  • Elderberries are safe when ripe and cooked, but can cause nausea when eaten off of the bush. Elderberries (Sambucus canaensis) contain poisons like cyanogenic glycoside, which can cause nausea and vomiting.
  • Warm sweet liquids such as hot chocolate will give the body energy to produce heat. Proteins, fats and carbohydrates such as trail mix can stimulate the metabolism. Caffeine is not good because it acutally draws body heat to the extremities and away from the core.
  • An insect diet can actually save your life by providing you with protein. The majority of an insect’s body is pure protein. Insects actually hold more than three times the amount of protein (for their size) as beef.
  • Insect larvae contains a lot of protein. Insect eggs can be found in moist areas under rocks and inside rotten tree logs or stumps.
  • The beetle species are the most popular edible insect in the world. Placing these critters over a fire will make them a sizzling delight.

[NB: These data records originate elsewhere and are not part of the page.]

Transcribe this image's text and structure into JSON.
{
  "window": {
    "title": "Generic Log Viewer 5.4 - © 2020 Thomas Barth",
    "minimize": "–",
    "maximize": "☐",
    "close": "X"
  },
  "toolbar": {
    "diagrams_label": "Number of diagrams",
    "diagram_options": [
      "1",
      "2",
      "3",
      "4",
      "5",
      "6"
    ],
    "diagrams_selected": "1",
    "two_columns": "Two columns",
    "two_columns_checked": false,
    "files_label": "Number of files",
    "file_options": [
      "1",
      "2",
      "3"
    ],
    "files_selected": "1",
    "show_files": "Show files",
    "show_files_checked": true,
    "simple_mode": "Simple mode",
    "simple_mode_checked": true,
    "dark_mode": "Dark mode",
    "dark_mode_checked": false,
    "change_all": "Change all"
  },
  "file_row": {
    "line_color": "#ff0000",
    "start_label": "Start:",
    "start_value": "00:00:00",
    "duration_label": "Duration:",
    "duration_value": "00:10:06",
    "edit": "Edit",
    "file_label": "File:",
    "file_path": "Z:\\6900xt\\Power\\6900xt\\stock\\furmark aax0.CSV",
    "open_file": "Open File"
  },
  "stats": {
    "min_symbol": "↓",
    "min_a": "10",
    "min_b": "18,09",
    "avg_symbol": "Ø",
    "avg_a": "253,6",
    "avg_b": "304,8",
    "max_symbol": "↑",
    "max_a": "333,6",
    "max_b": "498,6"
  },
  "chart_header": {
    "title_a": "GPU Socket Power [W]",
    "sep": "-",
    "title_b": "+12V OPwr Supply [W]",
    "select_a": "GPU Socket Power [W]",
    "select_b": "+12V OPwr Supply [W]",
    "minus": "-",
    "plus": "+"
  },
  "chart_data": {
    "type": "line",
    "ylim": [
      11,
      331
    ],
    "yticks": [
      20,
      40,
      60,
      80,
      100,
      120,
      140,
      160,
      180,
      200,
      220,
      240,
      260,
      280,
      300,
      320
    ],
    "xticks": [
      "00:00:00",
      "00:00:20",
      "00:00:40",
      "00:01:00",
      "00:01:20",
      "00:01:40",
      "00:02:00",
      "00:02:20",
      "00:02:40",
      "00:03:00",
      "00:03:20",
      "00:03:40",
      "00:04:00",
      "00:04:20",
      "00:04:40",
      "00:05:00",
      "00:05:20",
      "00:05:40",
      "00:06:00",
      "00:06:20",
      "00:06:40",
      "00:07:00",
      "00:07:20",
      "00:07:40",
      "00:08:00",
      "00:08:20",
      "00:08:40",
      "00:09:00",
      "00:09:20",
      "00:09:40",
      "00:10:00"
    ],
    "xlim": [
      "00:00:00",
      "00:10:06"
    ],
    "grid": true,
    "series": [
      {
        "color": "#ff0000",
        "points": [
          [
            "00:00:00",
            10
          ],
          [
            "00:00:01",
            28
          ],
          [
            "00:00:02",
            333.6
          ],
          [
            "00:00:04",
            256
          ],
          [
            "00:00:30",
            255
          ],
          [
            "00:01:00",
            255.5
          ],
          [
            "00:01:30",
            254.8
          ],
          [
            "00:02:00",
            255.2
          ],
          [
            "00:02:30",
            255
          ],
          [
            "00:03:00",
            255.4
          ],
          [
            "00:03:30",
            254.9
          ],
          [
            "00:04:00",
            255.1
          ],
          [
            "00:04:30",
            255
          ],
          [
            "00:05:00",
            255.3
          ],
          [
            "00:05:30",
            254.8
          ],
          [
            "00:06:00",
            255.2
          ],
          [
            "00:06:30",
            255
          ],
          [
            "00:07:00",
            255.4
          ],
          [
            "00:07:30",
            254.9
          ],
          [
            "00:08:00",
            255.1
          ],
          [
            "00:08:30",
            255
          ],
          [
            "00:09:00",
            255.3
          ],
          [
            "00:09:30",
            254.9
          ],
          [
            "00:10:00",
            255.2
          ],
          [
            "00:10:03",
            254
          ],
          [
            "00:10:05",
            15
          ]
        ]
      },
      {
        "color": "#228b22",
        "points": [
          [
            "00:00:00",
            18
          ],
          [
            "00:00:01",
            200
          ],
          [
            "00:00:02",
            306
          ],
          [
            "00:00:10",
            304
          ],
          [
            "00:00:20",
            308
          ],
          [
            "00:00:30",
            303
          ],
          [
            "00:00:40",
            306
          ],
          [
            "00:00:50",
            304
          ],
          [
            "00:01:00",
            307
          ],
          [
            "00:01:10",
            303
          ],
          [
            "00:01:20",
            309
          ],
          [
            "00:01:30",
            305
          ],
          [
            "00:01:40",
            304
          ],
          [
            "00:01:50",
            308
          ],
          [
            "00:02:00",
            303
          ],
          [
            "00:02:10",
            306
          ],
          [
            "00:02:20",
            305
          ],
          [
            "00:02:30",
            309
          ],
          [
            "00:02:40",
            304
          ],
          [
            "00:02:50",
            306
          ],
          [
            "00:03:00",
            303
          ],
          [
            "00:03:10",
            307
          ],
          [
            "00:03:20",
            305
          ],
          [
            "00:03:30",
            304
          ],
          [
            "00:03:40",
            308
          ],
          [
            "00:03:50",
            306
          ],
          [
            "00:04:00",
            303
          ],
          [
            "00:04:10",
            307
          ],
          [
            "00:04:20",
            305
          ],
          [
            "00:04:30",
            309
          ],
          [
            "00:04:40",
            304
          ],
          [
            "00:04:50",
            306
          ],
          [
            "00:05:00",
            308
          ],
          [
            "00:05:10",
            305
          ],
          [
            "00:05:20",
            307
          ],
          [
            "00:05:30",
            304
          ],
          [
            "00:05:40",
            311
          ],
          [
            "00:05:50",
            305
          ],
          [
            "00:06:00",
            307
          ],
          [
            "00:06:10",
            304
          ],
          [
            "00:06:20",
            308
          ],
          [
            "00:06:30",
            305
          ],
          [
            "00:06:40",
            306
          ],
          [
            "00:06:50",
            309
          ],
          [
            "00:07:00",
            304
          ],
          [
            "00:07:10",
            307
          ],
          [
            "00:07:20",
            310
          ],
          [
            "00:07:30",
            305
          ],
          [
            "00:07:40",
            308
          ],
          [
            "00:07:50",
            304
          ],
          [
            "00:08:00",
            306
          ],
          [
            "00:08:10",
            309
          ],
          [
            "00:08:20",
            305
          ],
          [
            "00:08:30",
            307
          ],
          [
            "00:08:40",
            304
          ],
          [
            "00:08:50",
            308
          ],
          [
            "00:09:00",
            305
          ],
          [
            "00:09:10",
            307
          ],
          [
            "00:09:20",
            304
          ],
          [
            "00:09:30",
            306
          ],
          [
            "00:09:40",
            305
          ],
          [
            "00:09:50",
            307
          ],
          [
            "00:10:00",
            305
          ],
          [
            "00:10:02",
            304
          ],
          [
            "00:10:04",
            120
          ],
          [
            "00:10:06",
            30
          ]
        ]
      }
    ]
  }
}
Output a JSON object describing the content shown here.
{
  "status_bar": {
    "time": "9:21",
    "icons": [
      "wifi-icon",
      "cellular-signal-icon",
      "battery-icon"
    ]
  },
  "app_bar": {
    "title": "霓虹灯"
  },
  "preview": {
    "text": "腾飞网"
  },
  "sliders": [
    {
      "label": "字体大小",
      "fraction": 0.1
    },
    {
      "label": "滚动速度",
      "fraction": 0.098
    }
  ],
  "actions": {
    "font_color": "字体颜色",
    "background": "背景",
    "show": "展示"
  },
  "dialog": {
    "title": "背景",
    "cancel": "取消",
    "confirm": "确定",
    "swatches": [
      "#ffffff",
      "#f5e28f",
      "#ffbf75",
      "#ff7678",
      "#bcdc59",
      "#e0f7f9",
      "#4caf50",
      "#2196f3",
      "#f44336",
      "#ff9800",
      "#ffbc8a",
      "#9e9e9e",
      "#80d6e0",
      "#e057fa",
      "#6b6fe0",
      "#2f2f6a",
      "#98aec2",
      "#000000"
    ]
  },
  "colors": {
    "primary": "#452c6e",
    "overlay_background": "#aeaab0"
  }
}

  • Many experts use the snake’s eyes to determine the difference between a venomous snake and a non-venomous snake. Venomous snakes have elliptical pupils, while non-venomous snakes have round pupils.
  • To determine the distance of an oncoming storm, count the number of seconds between flashes and claps and divide this number by five to estimate how many miles away an approaching storm is.
  • When in extremely cold conditions, watch out for stiff joints, loss of bladder control, puffy face, mental confusion, shivering, slow pulse, loss of coordination, and slurred speech to indicate an onset of hypothermia. But not a cough.
  • Dry mouth and a rapid heartbeat is a sign for moderate dehydration. Vomiting and diarrhea is a strong indication for severe dehydration.